Rhiannon began to plan a march for thousands. To get everything done, Rhiannon had to search for pockets of time between her classes on a commute from Renton to Seattle. 

"On the light rail into Seattle," she said, "I would be working on my homework, and then I would do the meeting, and then on my way back, I would try and finish my homework. I would just sit in my car sometimes, even after I had pulled into my driveway, and have another 30 to 40 minute meeting. The march squeezed into all the open spaces of my life."

[asset-images[{"caption": "Texts between the author and Anh Thu, Rhiannon Rasaretnam's mother.", "fid": "144976", "style": "placed_left", "uri": "public://201805/IMG_9043.JPG", "attribution": "Credit KUOW PHOTO/Aliyah Musaliar"}]]Her mom had to start employing some new tactics to wake her up. 

"We have this landline set up," she said. "The old-fashion phone that rings really loudly in her room at the end of her bed. She has to physically get up and walk to that phone, pick it up. That way, she'll stay awake. Otherwise, she'll shut her phone off, shut her alarm off, and go right back to sleep." 

And then finally, the day of the march arrived: the culmination of Rhiannon's hard work. 

It's exhausting, but Rhiannon finds energy in this work — and knowing she wasn't alone. 

"At that moment, students around the country were also working super hard to organize marches in their cities," she said. "Even if we were physically tired, I don't think any of us were mentally tired." 

Rhiannon Rasaretnam is proof that to make change, you don't have to be organized, you just need to be dedicated. 

"This march isn't the end, it's the beginning. On March 14, we walked out of classes. Today we marched through the streets of Seattle. In November, we'll vote, and in a few years, you'll see us running for office."

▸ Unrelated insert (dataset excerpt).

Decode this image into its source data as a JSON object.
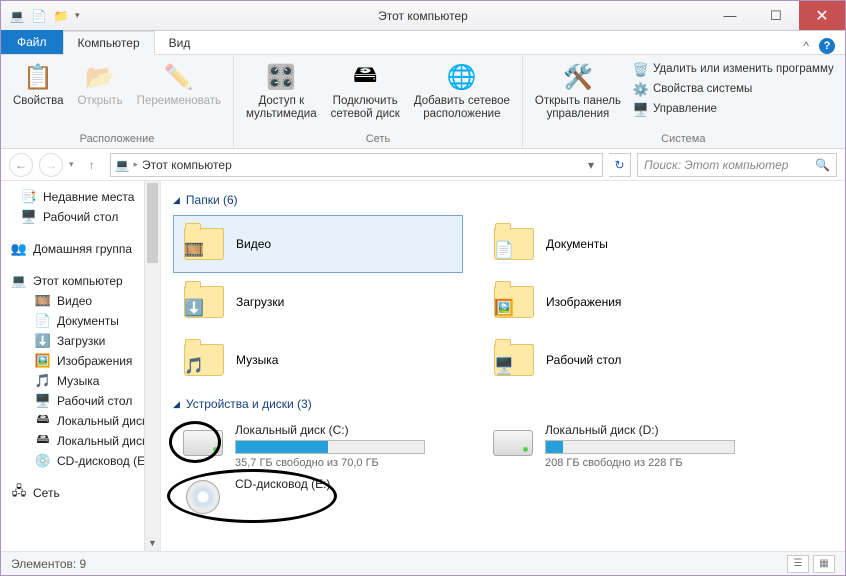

[asset-images[{"caption": "The crowd at Seattle's March for Our Lives on March 24, 2018.", "fid": "144977", "style": "placed_full", "uri": "public://201805/IMG_8818.JPG", "attribution": "Credit KUOW PHOTO/Aliyah Musaliar"}]]This story was created with production support from Mary Heisey and edited by Marcie Sillman.